§ **YOUR TASK**:
Find the lines below in which the string "this" occurs. Copy each one.

Stored dataset items:
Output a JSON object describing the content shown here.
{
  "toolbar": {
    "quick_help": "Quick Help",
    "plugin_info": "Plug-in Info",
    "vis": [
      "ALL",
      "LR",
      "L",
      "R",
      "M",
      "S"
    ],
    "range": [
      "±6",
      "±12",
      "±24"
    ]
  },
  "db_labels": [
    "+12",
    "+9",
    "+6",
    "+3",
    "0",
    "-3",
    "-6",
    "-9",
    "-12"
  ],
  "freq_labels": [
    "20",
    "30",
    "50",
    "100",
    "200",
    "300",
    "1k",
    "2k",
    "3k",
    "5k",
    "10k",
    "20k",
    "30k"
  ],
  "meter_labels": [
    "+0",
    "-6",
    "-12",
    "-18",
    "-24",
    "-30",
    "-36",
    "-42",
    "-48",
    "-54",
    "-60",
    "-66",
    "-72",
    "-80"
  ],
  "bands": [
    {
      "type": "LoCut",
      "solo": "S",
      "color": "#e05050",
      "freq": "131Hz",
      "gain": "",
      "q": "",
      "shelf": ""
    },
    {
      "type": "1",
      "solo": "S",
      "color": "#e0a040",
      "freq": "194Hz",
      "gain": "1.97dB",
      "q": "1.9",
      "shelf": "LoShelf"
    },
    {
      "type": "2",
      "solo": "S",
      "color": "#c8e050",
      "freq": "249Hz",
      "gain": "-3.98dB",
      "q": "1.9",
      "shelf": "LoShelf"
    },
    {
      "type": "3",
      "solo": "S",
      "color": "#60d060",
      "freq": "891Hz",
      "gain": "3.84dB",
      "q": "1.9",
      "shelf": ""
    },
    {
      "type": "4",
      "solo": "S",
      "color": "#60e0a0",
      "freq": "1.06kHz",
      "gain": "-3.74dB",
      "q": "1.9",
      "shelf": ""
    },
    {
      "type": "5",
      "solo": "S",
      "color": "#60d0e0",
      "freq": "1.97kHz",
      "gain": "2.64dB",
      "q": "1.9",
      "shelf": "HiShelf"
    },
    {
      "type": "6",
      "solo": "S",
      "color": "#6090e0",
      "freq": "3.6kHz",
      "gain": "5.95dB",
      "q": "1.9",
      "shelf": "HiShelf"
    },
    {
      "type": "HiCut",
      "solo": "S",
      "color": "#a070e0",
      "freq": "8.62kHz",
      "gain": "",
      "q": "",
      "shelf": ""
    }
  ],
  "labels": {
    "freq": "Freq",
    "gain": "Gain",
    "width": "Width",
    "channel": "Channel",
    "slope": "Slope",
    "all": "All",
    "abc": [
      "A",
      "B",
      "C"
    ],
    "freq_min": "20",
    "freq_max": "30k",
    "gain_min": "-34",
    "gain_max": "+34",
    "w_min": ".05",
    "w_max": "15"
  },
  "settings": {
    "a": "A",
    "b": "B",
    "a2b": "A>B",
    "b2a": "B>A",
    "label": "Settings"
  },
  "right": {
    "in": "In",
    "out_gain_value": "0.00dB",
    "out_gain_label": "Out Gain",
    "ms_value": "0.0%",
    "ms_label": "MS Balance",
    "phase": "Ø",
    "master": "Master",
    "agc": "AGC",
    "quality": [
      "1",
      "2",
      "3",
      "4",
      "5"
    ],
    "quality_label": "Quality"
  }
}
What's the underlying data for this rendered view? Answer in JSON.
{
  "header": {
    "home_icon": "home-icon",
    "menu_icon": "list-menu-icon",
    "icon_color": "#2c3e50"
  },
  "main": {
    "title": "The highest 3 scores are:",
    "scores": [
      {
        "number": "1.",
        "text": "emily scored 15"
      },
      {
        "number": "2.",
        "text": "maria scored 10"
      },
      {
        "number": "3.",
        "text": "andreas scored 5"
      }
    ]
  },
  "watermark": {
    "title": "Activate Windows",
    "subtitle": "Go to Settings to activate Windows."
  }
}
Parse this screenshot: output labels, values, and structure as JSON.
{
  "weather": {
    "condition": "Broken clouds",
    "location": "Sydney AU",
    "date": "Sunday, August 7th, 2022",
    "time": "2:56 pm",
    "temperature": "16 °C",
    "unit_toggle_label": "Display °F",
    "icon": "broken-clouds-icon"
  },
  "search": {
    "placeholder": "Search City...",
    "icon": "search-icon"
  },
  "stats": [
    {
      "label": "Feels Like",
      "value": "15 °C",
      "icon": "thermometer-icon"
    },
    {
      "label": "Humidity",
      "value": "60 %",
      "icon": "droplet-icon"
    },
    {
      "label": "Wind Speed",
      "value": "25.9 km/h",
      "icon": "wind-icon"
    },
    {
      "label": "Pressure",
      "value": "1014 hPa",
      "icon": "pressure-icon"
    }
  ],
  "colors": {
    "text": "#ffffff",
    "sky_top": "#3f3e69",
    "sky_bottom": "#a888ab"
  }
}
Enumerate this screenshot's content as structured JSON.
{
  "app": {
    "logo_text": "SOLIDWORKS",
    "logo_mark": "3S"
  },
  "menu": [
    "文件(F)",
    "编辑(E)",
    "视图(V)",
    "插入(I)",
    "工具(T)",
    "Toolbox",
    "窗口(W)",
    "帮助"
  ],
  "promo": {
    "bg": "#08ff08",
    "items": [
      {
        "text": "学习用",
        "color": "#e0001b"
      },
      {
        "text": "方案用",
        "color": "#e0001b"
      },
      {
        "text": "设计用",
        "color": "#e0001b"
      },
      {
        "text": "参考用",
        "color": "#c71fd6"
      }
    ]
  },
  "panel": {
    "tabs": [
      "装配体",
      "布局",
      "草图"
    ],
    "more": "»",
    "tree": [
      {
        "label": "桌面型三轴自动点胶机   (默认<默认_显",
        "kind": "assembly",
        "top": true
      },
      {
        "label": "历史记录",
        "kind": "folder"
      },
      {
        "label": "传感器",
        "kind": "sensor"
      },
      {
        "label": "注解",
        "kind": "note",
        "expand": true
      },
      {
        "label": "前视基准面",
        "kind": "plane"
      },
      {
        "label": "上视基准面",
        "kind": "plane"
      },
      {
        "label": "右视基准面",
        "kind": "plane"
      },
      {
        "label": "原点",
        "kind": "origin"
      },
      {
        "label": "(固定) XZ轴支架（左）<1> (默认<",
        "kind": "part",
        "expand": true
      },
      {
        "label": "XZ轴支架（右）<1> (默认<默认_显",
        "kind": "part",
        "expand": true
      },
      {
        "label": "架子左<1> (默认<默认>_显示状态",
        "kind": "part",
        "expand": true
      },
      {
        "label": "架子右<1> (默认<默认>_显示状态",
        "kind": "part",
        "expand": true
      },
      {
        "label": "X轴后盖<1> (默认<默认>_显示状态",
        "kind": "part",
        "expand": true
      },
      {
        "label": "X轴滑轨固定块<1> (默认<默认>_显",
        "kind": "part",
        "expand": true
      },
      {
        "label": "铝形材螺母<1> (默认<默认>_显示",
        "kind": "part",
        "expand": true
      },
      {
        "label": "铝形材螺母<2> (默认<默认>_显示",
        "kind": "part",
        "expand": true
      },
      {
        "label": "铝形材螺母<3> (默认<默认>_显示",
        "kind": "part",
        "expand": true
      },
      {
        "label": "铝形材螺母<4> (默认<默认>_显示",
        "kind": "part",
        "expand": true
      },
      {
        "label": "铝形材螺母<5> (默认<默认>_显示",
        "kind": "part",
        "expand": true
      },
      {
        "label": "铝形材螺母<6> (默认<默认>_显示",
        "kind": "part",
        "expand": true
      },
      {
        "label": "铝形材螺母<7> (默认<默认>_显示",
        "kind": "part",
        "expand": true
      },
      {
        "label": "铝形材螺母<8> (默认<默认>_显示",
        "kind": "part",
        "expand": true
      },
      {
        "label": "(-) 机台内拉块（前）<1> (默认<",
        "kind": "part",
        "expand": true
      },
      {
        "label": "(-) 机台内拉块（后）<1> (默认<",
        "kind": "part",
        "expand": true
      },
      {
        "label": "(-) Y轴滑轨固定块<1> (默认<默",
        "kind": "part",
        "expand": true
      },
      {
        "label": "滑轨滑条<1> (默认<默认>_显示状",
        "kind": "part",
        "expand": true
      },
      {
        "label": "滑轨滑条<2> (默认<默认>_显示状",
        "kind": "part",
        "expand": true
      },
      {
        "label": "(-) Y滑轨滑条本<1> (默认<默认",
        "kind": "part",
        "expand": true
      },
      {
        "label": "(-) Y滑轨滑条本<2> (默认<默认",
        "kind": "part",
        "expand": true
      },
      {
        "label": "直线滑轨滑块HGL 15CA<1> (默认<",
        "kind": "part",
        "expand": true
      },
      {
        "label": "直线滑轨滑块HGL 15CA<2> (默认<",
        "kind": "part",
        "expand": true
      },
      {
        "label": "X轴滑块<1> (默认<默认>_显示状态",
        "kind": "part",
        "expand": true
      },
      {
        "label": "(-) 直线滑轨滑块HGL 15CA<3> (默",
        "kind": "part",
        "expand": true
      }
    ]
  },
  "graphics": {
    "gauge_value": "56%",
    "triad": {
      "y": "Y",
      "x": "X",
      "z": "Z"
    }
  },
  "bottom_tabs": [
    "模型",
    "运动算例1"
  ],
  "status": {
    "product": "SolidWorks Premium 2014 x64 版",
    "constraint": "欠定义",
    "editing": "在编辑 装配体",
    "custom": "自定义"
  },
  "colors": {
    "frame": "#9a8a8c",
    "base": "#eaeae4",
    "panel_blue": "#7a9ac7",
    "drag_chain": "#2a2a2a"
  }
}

§ **SOLUTION BELOW**:
What's the underlying data for this rendered view? Answer in JSON.
Parse this screenshot: output labels, values, and structure as JSON.
Enumerate this screenshot's content as structured JSON.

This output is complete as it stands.